Christie’s has recently sold The Most Expensive Burgundy Wine in the World. The sale took place in Geneva on May 17 and the special lot was a 1945 bottle of Romanée-Conti Wine. Only 600 such bottles were produced in that year and the Burgundy inside them boasted a unique flavor thanks to the hot, dry summer of 1945, which gave only a small crop, but of high quality grapes.

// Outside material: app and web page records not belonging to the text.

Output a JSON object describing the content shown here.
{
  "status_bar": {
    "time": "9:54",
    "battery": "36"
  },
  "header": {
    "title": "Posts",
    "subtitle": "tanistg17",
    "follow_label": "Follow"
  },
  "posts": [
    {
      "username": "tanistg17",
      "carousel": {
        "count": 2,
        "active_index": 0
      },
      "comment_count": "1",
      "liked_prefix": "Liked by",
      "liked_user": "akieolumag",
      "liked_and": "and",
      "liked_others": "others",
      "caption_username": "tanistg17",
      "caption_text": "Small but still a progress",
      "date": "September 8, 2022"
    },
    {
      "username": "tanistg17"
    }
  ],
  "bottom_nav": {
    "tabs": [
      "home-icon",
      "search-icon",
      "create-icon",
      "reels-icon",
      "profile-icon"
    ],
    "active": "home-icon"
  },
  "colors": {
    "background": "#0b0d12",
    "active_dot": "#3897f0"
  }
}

Burgundy wine (French: Bourgogne or Vin de Bourgogne) is wine made in the Burgundy region in eastern France, in the valleys and slopes west of the Saône River, a tributary of the Rhône. The most famous wines produced here – those commonly referred to as “Burgundies” – are red wines made from Pinot Noir grapes or white wines made from Chardonnay grapes. Red and white wines are also made from other grape varieties, such as Gamay and Aligoté respectively. Small amounts of rosé and sparkling wine are also produced in the region. Chardonnay-dominated Chablis and Gamay-dominated Beaujolais are formally part of the Burgundy wine region, but wines from those subregions are usually referred to by their own names rather than as “Burgundy wines”.
Burgundy has a higher number of appellations d’origine contrôlée (AOCs) than any other French region, and is often seen as the most terroir-conscious of the French wine regions. The various Burgundy AOCs are classified from carefully delineated Grand Cru vineyards down to more non-specific regional appellations. The practice of delineating vineyards by their terroir in Burgundy goes back to medieval times, when various monasteries played a key role in developing the Burgundy wine industry.
The bottle in question was expected to raise between $56,000 and $78,000, but Christie’s managed to sell it for a staggering $123,919 to a private collector from the U.S. The value of this Romanée-Conti wine is especially great because it marked the end of one of the Most Expensive Burgundy Wine horrible wars ever – World War II.